Mary Schapiro, chairman of the Securities and Exchange Commission, told a congressional appropriations panel on Tuesday that the Obama administration’s proposal to increase the SEC’s budget in 2013 to $1.566 billion, which is an 18.5% increase over the SEC’s 2012 appropriation, would help the agency add 676 staff positions–including 191 positions to the SEC’s enforcement division and 222 to the agency’s exam division–as well as revamp the agency’s outdated EDGAR system.
Schapiro told members of the House Subcommittee Financial Services and General Government Committee on Appropriations that the added resources requested for FY 2013 would allow the SEC to achieve four “high-priority” initiatives: (1) adequately staff mission-essential activities to protect investors; (2) prevent regulatory bottlenecks as new oversight regimes become operational and existing ones are streamlined; (3) strengthen oversight of market stability; and (4) expand the agency’s information technology systems to better fulfill our mission.
Rep. Jo Ann Emerson, R-Mo., chairman of the subcommittee, asked Schapiro why the agency needs a spending increase of $245 million over 2012’s level when the agency’s budget in 2011 also saw a $200 million increase over the previous year. “Most agencies haven’t received increases like the SEC,” Emerson said. “How have investors benefited from such large increases?” she asked Schapiro.
Schapiro replied that the agency recognizes “we are close to unique compared to other federal agencies” in its increased budget levels, but the SEC “was underfunded for years,” and the agency needs a boost in funds to deal with complex markets and financial transactions. Since the Bernard Madoff Ponzi scheme, “we have successfully restructured the enforcement program to focus on risky practices” and the agency’s exam program is now using a more risk based approach.

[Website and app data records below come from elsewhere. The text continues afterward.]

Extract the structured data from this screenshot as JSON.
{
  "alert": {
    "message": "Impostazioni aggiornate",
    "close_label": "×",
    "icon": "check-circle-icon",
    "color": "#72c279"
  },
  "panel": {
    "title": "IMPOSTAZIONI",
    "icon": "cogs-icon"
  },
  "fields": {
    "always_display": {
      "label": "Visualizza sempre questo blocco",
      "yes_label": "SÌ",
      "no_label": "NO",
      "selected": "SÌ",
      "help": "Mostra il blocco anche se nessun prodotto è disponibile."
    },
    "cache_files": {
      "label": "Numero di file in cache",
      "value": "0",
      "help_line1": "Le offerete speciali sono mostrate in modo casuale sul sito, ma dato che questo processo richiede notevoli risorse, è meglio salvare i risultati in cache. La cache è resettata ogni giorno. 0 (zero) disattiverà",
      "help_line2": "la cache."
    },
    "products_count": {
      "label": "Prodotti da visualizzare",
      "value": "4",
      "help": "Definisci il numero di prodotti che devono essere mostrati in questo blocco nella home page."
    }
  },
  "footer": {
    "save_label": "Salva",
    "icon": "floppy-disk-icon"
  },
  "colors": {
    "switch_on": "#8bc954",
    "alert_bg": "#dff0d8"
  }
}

A central focus for the SEC in updating its outmoded technology, Schapiro said, would be to improve its EDGAR system of public company filings, which was last modernized in 2001. By modernizing it, the SEC could “decrease the cost of operating and maintaining that system dramatically,” Schapiro said.